🎉 Crossplane Community Day Europe '21 Recap — read the blog

Documentation

PLEASE NOTE: This document applies to v1.0 version and not to the latest release v1.2

Documentation for other releases can be found by using the version selector in the top right of any doc page.

Overview

Crossplane introduces multiple building blocks that enable you to provision, compose, and consume infrastructure using the Kubernetes API. These individual concepts work together to allow for powerful separation of concern between different personas in an organization, meaning that each member of a team interacts with Crossplane at an appropriate level of abstraction.

Crossplane Concepts

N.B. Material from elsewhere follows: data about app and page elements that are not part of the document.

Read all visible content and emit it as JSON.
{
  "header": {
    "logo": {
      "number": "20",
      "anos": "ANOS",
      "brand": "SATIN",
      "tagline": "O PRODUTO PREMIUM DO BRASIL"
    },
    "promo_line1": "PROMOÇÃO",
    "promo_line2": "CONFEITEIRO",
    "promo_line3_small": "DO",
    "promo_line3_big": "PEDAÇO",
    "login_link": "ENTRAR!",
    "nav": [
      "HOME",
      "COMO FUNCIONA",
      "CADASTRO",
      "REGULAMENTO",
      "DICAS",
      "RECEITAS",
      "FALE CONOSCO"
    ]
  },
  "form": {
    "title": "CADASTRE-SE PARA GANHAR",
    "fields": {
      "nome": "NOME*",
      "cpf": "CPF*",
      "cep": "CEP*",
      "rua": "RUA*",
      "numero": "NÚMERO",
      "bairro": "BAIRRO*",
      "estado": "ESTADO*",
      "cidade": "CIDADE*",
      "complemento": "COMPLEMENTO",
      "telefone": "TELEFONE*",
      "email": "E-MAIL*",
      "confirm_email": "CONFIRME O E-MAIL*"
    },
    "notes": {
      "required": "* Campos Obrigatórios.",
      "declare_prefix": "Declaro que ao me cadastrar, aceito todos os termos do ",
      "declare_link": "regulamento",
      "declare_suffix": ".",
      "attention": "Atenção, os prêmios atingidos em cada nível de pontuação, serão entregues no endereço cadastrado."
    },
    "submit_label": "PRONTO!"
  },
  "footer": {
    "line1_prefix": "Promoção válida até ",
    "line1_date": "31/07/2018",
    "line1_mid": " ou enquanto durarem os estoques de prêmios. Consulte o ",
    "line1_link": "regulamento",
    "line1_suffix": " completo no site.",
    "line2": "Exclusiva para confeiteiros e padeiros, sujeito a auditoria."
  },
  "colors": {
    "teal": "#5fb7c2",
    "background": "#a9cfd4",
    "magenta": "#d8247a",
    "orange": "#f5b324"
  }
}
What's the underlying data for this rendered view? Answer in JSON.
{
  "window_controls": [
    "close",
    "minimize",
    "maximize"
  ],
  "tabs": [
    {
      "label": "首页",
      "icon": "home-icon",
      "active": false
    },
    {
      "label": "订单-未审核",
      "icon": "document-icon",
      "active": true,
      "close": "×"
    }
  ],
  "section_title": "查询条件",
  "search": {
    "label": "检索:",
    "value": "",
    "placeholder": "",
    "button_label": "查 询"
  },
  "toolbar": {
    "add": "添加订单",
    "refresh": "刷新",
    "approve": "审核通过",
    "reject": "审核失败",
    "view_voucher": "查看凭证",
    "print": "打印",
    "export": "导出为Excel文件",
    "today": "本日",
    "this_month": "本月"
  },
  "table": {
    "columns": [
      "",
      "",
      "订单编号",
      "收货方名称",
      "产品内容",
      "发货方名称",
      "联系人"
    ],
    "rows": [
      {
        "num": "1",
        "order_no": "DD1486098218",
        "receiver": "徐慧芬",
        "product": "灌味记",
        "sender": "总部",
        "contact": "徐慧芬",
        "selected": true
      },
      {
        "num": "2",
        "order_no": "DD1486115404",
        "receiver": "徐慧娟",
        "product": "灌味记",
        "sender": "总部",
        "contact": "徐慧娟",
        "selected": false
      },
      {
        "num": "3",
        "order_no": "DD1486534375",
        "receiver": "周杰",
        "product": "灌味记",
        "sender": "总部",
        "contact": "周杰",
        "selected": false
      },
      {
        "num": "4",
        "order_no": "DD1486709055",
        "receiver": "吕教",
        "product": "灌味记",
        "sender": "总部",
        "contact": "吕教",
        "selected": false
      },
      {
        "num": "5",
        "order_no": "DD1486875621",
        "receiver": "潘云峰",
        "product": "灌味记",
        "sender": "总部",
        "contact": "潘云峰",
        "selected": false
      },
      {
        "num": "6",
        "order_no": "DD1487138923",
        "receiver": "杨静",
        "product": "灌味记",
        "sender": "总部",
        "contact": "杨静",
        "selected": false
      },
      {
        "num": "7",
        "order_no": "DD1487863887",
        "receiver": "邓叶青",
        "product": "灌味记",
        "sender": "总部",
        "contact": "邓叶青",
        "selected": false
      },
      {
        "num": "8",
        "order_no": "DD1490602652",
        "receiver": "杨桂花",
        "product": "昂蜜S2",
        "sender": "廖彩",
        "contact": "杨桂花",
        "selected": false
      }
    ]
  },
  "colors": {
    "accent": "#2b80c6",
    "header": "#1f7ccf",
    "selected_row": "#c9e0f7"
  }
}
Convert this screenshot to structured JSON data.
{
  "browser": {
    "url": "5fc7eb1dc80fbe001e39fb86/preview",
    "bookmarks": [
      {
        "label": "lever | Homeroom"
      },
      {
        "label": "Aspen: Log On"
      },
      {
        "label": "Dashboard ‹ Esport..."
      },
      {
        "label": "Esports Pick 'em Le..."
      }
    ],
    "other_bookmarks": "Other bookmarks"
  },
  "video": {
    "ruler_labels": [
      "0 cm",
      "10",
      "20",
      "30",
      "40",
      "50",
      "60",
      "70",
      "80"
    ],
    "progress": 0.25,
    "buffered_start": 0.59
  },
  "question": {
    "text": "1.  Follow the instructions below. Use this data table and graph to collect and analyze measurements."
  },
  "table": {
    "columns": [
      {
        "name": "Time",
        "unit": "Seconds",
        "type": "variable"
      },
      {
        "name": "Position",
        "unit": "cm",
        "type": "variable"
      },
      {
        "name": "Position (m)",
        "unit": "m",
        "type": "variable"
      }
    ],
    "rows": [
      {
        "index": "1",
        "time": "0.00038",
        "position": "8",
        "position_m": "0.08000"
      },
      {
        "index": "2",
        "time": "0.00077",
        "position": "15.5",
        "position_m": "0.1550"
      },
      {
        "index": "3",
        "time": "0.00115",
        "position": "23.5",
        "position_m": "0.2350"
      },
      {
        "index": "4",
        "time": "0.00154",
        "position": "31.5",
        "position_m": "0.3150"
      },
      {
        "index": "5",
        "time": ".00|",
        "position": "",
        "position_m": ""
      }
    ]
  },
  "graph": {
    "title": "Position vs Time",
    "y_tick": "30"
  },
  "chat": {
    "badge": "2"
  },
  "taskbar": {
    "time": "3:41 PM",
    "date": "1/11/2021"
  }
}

The diagram above illustrates a common workflow using most of Crossplane’s functionality.

An infrastructure operator…

  1. Installs Crossplane and one or more providers (in this case provider-azure) as packages. This enables provisioning of external infrastructure from the Kubernetes cluster.
  2. Defines a new CompositeMySQLInstance composite resource and a corresponding MySQLInstance resource claim by authoring a CompositeResourceDefinition.
  3. Creates a Composition that instructs Crossplane how to render one or more managed resources installed by providers in response to the creation of the composite resource. In this case the Composition specifies that Azure MySQLServer and MySQLFirewallRule managed resources should be created to satisfy a CompositeMySQLInstance.

An application developer…

  1. Creates an OAM Component for their service that specifies that they wish to be run as an OAM ContainerizedWorkload.
  2. Creates an OAM Component for their MySQL database that can be satisfied by the MySQLInstance resource claim.

An application operator…

  1. Creates an OAM ApplicationConfiguration, which is comprised of the two Component types that were defined by the application developer, and a ManualScalerTrait trait to modify the replicas in the ContainerizedWorkload. In response, Crossplane translates the OAM types into Kubernetes-native types, in this case a Deployment and Service for the ContainerizedWorkload component, and a MySQLServer and MySQLFirewallRule for the MySQLInstance component.
  2. Crossplane provisions the external infrastructure and makes the connection information available to the application, allowing it to connect to and consume the MySQL database on Azure.

The concepts used in this workflow are explained in greater detail below and in their individual documentation.

Packages

Packages allow Crossplane to be extended to include new functionality. This typically looks like bundling a set of Kubernetes CRDs and controllers that represent and manage external infrastructure (i.e. a provider), then installing them into a cluster where Crossplane is running. Crossplane handles making sure any new CRDs do not conflict with existing ones, as well as manages the RBAC and security of new packages. Packages are not strictly required to be providers, but it is the most common use-case for packages at this time.

Providers

Providers are packages that enable Crossplane to provision infrastructure on an external service. They bring CRDs (i.e. managed resources) that map one-to-one to external infrastructure resources, as well as controllers to manage the life-cycle of those resources. You can read more about providers, including how to install and configure them, in the providers documentation.

Managed Resources

Managed resources are Kubernetes custom resources that represent infrastructure primitives. Managed resources with an API version of v1beta1 or higher support every field that the cloud provider does for the given resource. You can find the Managed Resources and their API specifications for each provider on doc.crds.dev and learn more in the managed resources documentation.

Composite Resources

A composite resource (XR) is a special kind of custom resource that is defined by a CompositeResourceDefinition. It composes one or more managed resources into a higher level infrastructure unit. Composite resources are infrastructure operator facing, but may optionally offer an application developer facing composite resource claim that acts as a proxy for a composite resource. You can learn more about all of these concepts in the composition documentation.

OAM

Crossplane supports application management as the Kubernetes implementation of the Open Application Model. As such, Crossplane currently implements the following OAM API types as Kubernetes custom resources.

For more information, take a look at the OAM documentation.